**TASK DETAILS**
Copy out each line from the material where the word "JSON" is found.
== == ==
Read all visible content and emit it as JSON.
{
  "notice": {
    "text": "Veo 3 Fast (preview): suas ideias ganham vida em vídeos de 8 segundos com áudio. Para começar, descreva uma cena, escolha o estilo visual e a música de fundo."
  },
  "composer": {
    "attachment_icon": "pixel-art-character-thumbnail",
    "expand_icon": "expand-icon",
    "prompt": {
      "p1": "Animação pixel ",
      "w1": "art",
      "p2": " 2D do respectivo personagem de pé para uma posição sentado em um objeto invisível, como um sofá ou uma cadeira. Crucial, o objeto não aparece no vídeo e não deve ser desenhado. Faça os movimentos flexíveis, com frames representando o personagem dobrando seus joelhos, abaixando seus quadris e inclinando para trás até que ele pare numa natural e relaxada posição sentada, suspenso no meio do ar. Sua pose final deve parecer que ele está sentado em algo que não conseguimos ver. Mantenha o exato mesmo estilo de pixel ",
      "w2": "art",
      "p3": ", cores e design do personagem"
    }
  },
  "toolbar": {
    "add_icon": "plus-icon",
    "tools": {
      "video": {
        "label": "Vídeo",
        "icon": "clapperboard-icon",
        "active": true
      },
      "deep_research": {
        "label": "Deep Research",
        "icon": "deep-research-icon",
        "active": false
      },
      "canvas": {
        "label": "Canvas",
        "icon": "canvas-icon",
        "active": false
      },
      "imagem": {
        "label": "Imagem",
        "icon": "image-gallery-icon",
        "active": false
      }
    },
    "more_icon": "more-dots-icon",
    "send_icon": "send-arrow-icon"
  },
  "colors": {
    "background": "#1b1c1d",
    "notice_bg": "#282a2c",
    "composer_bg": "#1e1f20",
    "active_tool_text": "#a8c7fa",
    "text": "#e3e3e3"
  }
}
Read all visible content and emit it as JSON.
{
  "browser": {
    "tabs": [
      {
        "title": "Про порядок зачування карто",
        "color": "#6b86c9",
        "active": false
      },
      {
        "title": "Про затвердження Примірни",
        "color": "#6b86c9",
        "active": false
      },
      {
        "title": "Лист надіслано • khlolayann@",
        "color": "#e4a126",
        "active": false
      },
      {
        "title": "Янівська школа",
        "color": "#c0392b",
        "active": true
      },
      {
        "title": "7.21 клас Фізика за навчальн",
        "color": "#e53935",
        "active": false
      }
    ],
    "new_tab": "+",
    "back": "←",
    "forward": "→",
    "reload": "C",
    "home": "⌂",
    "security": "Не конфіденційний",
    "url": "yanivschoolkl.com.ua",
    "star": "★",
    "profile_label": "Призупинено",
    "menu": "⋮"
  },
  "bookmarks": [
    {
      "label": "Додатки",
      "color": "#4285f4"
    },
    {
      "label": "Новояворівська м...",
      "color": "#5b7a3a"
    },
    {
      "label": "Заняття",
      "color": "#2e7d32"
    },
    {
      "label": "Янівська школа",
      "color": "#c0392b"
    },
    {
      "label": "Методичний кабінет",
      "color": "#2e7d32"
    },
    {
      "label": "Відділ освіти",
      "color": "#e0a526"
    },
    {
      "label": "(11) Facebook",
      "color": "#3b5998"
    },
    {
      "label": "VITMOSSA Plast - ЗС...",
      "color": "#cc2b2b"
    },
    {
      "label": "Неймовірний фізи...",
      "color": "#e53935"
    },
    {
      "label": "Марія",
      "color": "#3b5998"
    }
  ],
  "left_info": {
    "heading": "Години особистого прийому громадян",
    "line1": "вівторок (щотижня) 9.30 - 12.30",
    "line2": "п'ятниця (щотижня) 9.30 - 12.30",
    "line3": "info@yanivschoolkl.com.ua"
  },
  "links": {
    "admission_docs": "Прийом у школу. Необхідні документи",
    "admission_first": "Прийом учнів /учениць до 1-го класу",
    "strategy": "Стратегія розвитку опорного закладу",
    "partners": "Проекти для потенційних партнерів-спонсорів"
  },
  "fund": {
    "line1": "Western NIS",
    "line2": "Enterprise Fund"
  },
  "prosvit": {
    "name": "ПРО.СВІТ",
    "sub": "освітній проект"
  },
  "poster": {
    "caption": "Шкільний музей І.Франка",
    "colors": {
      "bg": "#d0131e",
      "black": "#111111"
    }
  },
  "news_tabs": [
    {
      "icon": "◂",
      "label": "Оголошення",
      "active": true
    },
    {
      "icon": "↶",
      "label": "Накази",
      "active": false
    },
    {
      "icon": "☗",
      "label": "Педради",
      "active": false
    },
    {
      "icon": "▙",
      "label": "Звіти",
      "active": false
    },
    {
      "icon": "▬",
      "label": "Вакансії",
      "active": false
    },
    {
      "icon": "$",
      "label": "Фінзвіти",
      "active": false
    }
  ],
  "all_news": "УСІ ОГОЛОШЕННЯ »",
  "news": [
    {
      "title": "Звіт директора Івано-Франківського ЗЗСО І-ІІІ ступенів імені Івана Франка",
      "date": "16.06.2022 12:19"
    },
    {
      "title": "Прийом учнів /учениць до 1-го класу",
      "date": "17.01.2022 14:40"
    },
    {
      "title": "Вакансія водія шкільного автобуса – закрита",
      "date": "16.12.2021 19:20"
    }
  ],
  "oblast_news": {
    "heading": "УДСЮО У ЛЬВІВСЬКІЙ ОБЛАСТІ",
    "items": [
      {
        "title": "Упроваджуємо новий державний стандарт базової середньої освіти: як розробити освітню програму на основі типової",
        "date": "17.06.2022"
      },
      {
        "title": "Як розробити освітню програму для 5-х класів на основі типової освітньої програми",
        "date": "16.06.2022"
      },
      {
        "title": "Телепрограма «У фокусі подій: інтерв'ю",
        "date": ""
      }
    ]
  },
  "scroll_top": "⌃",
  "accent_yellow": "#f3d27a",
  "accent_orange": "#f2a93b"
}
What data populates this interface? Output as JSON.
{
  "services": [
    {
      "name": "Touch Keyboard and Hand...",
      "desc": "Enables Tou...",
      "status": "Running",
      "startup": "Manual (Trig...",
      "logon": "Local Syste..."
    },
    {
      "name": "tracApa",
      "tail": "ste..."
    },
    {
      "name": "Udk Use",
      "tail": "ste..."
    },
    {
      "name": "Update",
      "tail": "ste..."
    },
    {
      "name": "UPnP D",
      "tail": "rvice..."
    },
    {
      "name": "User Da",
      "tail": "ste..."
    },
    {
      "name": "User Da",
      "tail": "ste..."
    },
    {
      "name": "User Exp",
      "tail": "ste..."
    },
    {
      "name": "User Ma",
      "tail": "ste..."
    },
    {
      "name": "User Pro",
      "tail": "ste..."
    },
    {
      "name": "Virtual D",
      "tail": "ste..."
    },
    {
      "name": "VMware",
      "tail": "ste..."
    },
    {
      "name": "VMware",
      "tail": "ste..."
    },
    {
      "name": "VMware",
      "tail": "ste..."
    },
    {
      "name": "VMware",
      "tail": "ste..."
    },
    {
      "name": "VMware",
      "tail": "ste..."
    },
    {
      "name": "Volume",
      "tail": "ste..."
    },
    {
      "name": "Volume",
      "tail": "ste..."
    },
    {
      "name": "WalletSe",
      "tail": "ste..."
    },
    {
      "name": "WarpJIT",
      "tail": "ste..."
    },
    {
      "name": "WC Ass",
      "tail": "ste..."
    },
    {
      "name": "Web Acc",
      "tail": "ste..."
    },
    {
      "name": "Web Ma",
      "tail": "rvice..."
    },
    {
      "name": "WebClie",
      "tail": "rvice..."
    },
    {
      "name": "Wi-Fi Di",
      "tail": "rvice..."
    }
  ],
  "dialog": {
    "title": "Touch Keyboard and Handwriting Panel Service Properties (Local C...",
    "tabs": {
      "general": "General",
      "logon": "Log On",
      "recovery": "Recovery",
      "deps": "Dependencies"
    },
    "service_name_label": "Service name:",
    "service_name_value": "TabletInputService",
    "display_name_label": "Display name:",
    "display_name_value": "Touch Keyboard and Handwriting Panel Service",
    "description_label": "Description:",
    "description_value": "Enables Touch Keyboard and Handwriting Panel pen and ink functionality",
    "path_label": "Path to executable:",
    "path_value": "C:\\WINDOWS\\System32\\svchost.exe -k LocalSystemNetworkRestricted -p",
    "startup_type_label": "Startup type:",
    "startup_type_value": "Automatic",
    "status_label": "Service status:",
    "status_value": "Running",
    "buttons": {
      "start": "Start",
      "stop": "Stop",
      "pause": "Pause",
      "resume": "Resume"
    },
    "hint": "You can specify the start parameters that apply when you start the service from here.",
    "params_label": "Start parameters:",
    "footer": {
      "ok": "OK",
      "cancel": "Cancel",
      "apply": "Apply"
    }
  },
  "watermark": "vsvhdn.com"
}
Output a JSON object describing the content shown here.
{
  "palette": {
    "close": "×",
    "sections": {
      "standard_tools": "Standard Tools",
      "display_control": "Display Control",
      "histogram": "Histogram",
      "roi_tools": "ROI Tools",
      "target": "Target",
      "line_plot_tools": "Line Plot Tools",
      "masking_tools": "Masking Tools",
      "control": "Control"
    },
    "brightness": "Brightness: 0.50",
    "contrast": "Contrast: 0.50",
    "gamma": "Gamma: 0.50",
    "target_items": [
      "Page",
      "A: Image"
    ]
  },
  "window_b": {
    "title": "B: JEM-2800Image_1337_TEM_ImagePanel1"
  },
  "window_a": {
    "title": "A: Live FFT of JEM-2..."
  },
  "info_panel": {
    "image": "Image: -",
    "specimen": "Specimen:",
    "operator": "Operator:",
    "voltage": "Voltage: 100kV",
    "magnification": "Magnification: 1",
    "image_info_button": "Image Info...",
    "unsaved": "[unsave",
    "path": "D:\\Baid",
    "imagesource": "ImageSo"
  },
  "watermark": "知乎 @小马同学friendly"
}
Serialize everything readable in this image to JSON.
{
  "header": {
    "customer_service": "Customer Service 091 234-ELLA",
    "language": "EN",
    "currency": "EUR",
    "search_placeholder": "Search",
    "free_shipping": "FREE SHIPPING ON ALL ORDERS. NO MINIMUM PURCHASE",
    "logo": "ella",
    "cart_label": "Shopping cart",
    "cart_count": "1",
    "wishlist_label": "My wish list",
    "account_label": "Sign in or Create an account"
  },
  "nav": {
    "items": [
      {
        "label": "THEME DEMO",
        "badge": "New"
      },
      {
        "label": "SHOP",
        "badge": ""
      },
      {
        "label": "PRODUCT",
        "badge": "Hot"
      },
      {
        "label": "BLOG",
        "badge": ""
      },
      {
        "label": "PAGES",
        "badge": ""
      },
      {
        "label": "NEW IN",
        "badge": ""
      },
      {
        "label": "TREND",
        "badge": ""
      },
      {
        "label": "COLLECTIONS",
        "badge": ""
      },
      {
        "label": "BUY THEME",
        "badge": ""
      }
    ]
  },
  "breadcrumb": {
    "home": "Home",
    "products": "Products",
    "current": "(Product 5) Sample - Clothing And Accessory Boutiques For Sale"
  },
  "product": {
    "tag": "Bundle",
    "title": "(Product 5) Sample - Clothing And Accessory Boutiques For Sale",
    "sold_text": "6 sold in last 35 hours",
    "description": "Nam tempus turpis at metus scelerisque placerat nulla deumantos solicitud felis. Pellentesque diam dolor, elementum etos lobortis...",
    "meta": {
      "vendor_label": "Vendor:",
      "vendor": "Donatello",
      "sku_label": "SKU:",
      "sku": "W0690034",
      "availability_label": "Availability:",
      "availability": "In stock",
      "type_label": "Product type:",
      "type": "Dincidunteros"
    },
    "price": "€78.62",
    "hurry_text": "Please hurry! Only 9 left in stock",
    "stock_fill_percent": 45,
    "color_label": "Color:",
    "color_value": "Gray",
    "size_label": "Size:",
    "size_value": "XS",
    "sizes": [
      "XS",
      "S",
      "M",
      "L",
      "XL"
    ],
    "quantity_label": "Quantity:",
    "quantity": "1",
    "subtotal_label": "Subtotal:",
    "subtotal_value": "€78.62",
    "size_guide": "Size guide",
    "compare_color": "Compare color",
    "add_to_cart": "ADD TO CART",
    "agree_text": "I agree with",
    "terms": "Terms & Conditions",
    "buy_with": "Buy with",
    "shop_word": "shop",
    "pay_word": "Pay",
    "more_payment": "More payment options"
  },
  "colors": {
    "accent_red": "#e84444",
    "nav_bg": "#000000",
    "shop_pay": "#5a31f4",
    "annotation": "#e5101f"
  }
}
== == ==
**SOLVED PROBLEM**
Read all visible content and emit it as JSON.
Read all visible content and emit it as JSON.
What data populates this interface? Output as JSON.
Output a JSON object describing the content shown here.
Serialize everything readable in this image to JSON.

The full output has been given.